Home > Court directs precaution in pesticide review case
December 2nd, 2011
Environmental Law Centre
Court directs precaution in pesticide review case
A recent decision from the Federal Court of Canada is notable for its interpretation of the how the precautionary principle must guide government decisions when dealing with scientific uncertainty. The case revolved around a “special review” request made by an individual to the Minister of Health under the Pest Control Products Act to conduct an assessment of the pesticide glyphosate (containing polyoxyethlene tallow amines, POEA) and whether the pesticide posed an unacceptable risk to human health and the environment.

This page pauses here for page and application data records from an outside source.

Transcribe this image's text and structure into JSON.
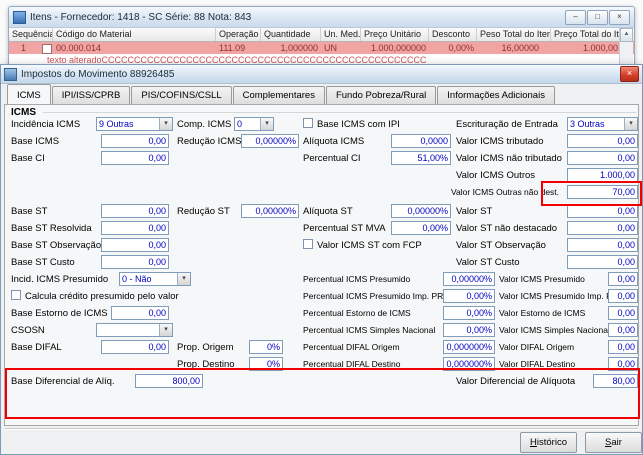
{
  "icons": {
    "close": "×",
    "minimize": "–",
    "maximize": "□",
    "scroll_up": "▲",
    "dropdown": "▾"
  },
  "win": {
    "title": "Itens - Fornecedor: 1418 - SC Série: 88   Nota: 843",
    "cols": [
      "Sequência",
      "Código do Material",
      "Operação",
      "Quantidade",
      "Un. Med.",
      "Preço Unitário",
      "Desconto",
      "Peso Total do Item",
      "Preço Total do Item"
    ],
    "row": {
      "sequencia": "1",
      "codigo": "00.000.014",
      "operacao": "111.09",
      "quantidade": "1,000000",
      "un_med": "UN",
      "preco_unitario": "1.000,000000",
      "desconto": "0,00%",
      "peso_total": "16,00000",
      "preco_total": "1.000,00",
      "descricao": "texto alteradoCCCCCCCCCCCCCCCCCCCCCCCCCCCCCCCCCCCCCCCCCCCCCCCCCC"
    }
  },
  "dlg": {
    "title": "Impostos do Movimento 88926485",
    "tabs": [
      "ICMS",
      "IPI/ISS/CPRB",
      "PIS/COFINS/CSLL",
      "Complementares",
      "Fundo Pobreza/Rural",
      "Informações Adicionais"
    ],
    "group": "ICMS",
    "buttons": {
      "historico": "Histórico",
      "sair": "Sair"
    }
  },
  "f": {
    "incidencia_icms": {
      "label": "Incidência ICMS",
      "value": "9 Outras"
    },
    "comp_icms": {
      "label": "Comp. ICMS",
      "value": "0"
    },
    "base_icms_com_ipi": {
      "label": "Base ICMS com IPI"
    },
    "escrituracao_entrada": {
      "label": "Escrituração de Entrada",
      "value": "3 Outras"
    },
    "base_icms": {
      "label": "Base ICMS",
      "value": "0,00"
    },
    "reducao_icms": {
      "label": "Redução ICMS",
      "value": "0,00000%"
    },
    "aliquota_icms": {
      "label": "Alíquota ICMS",
      "value": "0,0000"
    },
    "valor_icms_tributado": {
      "label": "Valor ICMS tributado",
      "value": "0,00"
    },
    "base_ci": {
      "label": "Base CI",
      "value": "0,00"
    },
    "percentual_ci": {
      "label": "Percentual CI",
      "value": "51,00%"
    },
    "valor_icms_nao_tributado": {
      "label": "Valor ICMS não tributado",
      "value": "0,00"
    },
    "valor_icms_outros": {
      "label": "Valor ICMS Outros",
      "value": "1.000,00"
    },
    "valor_icms_outras_nao_dest": {
      "label": "Valor ICMS Outras não dest.",
      "value": "70,00"
    },
    "base_st": {
      "label": "Base ST",
      "value": "0,00"
    },
    "reducao_st": {
      "label": "Redução ST",
      "value": "0,00000%"
    },
    "aliquota_st": {
      "label": "Alíquota ST",
      "value": "0,00000%"
    },
    "valor_st": {
      "label": "Valor ST",
      "value": "0,00"
    },
    "base_st_resolvida": {
      "label": "Base ST Resolvida",
      "value": "0,00"
    },
    "percentual_st_mva": {
      "label": "Percentual ST MVA",
      "value": "0,00%"
    },
    "valor_st_nao_destacado": {
      "label": "Valor ST não destacado",
      "value": "0,00"
    },
    "base_st_observacao": {
      "label": "Base ST Observação",
      "value": "0,00"
    },
    "valor_icms_st_com_fcp": {
      "label": "Valor ICMS ST com FCP"
    },
    "valor_st_observacao": {
      "label": "Valor ST Observação",
      "value": "0,00"
    },
    "base_st_custo": {
      "label": "Base ST Custo",
      "value": "0,00"
    },
    "valor_st_custo": {
      "label": "Valor ST Custo",
      "value": "0,00"
    },
    "incid_icms_presumido": {
      "label": "Incid. ICMS Presumido",
      "value": "0 - Não"
    },
    "percentual_icms_presumido": {
      "label": "Percentual ICMS Presumido",
      "value": "0,00000%"
    },
    "valor_icms_presumido": {
      "label": "Valor ICMS Presumido",
      "value": "0,00"
    },
    "calcula_credito": {
      "label": "Calcula crédito presumido pelo valor"
    },
    "percentual_icms_presumido_imp_pr": {
      "label": "Percentual ICMS Presumido Imp. PR",
      "value": "0,00%"
    },
    "valor_icms_presumido_imp_pr": {
      "label": "Valor ICMS Presumido Imp. PR",
      "value": "0,00"
    },
    "base_estorno_icms": {
      "label": "Base Estorno de ICMS",
      "value": "0,00"
    },
    "percentual_estorno_icms": {
      "label": "Percentual Estorno de ICMS",
      "value": "0,00%"
    },
    "valor_estorno_icms": {
      "label": "Valor Estorno de ICMS",
      "value": "0,00"
    },
    "csosn": {
      "label": "CSOSN",
      "value": ""
    },
    "percentual_icms_simples": {
      "label": "Percentual ICMS Simples Nacional",
      "value": "0,00%"
    },
    "valor_icms_simples": {
      "label": "Valor ICMS Simples Nacional",
      "value": "0,00"
    },
    "base_difal": {
      "label": "Base DIFAL",
      "value": "0,00"
    },
    "prop_origem": {
      "label": "Prop. Origem",
      "value": "0%"
    },
    "percentual_difal_origem": {
      "label": "Percentual DIFAL Origem",
      "value": "0,000000%"
    },
    "valor_difal_origem": {
      "label": "Valor DIFAL Origem",
      "value": "0,00"
    },
    "prop_destino": {
      "label": "Prop. Destino",
      "value": "0%"
    },
    "percentual_difal_destino": {
      "label": "Percentual DIFAL Destino",
      "value": "0,000000%"
    },
    "valor_difal_destino": {
      "label": "Valor DIFAL Destino",
      "value": "0,00"
    },
    "base_diferencial_aliq": {
      "label": "Base Diferencial de Alíq.",
      "value": "800,00"
    },
    "valor_diferencial_aliquota": {
      "label": "Valor Diferencial de Alíquota",
      "value": "80,00"
    }
  }
}
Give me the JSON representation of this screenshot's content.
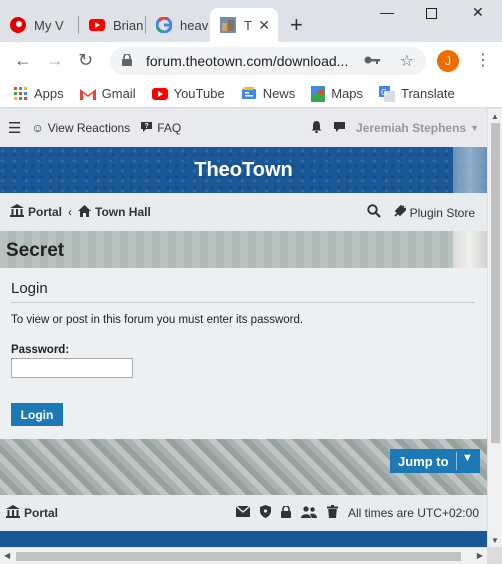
{
  "browser": {
    "tabs": [
      {
        "title": "My V",
        "icon": "vodafone-icon"
      },
      {
        "title": "Brian",
        "icon": "youtube-icon"
      },
      {
        "title": "heav",
        "icon": "google-icon"
      },
      {
        "title": "T",
        "icon": "theotown-icon",
        "active": true
      }
    ],
    "new_tab": "+",
    "url": "forum.theotown.com/download...",
    "profile_initial": "J",
    "bookmarks": [
      {
        "label": "Apps",
        "icon": "apps-grid-icon"
      },
      {
        "label": "Gmail",
        "icon": "gmail-icon"
      },
      {
        "label": "YouTube",
        "icon": "youtube-icon"
      },
      {
        "label": "News",
        "icon": "google-news-icon"
      },
      {
        "label": "Maps",
        "icon": "google-maps-icon"
      },
      {
        "label": "Translate",
        "icon": "google-translate-icon"
      }
    ]
  },
  "forum": {
    "nav": {
      "view_reactions": "View Reactions",
      "faq": "FAQ",
      "user": "Jeremiah Stephens"
    },
    "site_title": "TheoTown",
    "breadcrumb": {
      "portal": "Portal",
      "town_hall": "Town Hall",
      "plugin_store": "Plugin Store"
    },
    "page_title": "Secret",
    "login": {
      "heading": "Login",
      "message": "To view or post in this forum you must enter its password.",
      "password_label": "Password:",
      "password_value": "",
      "button": "Login"
    },
    "jump_to": "Jump to",
    "footer": {
      "portal": "Portal",
      "timezone": "All times are UTC+02:00"
    }
  },
  "colors": {
    "brand_blue": "#1a5796",
    "button_blue": "#1c79b6"
  }
}
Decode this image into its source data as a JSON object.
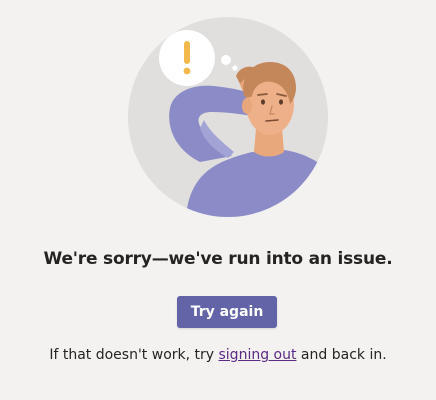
{
  "error": {
    "heading": "We're sorry—we've run into an issue.",
    "retry_label": "Try again",
    "hint_before": "If that doesn't work, try ",
    "hint_link": "signing out",
    "hint_after": " and back in."
  },
  "illustration": {
    "icon": "confused-person-illustration",
    "bubble_icon": "exclamation-icon",
    "colors": {
      "circle": "#e1dfdd",
      "shirt": "#8b8cc7",
      "skin": "#e8a87c",
      "hair": "#c4875a",
      "exclamation": "#f2b84b"
    }
  },
  "colors": {
    "background": "#f3f2f1",
    "accent": "#6264a7",
    "link": "#5b2a86",
    "text": "#252423"
  }
}
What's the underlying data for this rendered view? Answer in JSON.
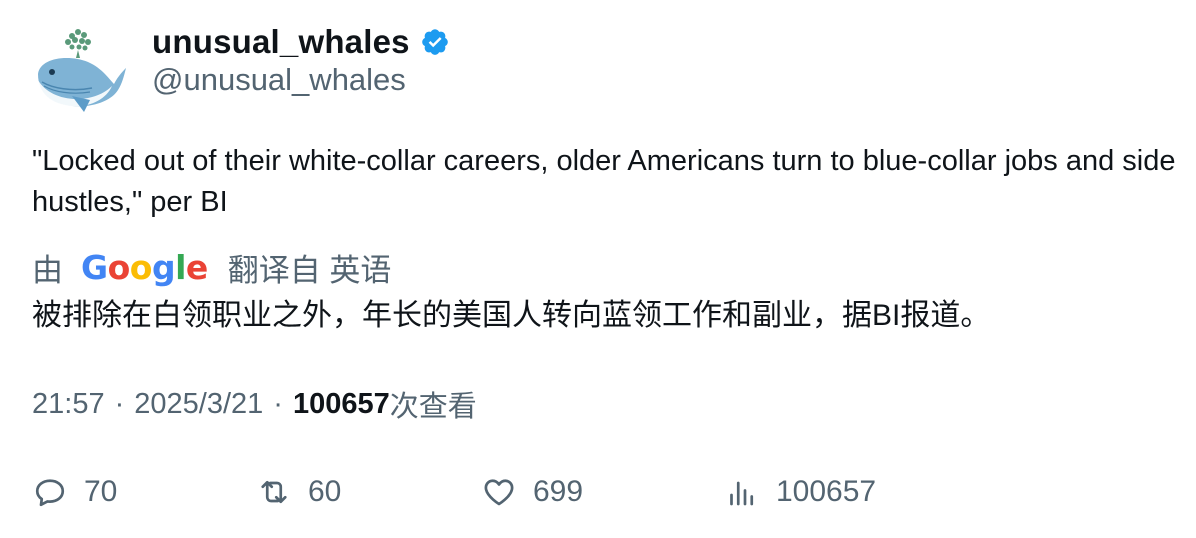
{
  "author": {
    "display_name": "unusual_whales",
    "handle": "@unusual_whales",
    "avatar_icon": "whale-avatar-icon",
    "verified": true,
    "verified_color": "#1d9bf0"
  },
  "tweet": {
    "text": "\"Locked out of their white-collar careers, older Americans turn to blue-collar jobs and side hustles,\" per BI"
  },
  "translation": {
    "prefix": "由",
    "provider_logo_text": "Google",
    "translated_from": "翻译自 英语",
    "text": "被排除在白领职业之外，年长的美国人转向蓝领工作和副业，据BI报道。"
  },
  "meta": {
    "time": "21:57",
    "separator": "·",
    "date": "2025/3/21",
    "views_count": "100657",
    "views_label": "次查看"
  },
  "actions": {
    "reply_count": "70",
    "retweet_count": "60",
    "like_count": "699",
    "views_count": "100657"
  },
  "colors": {
    "text_primary": "#0f1419",
    "text_secondary": "#536471"
  }
}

The focus of the decisions was the impact or potential impact of glyphosate with POEA on amphibians in ephemeral wetlands in forestry treatments. As application of the pesticide to water bodies is prohibited the focus of the case was on ephemeral wetlands, which are characterized by the temporary presence of water, often associated with such things as spring melt or heave precipitation events. (There may be broader implications of the glyphosate review if it is found that it does pose an unacceptable risk to amphibians in ephemeral wetlands as similar products may be in use in commercial agricultural treatments.)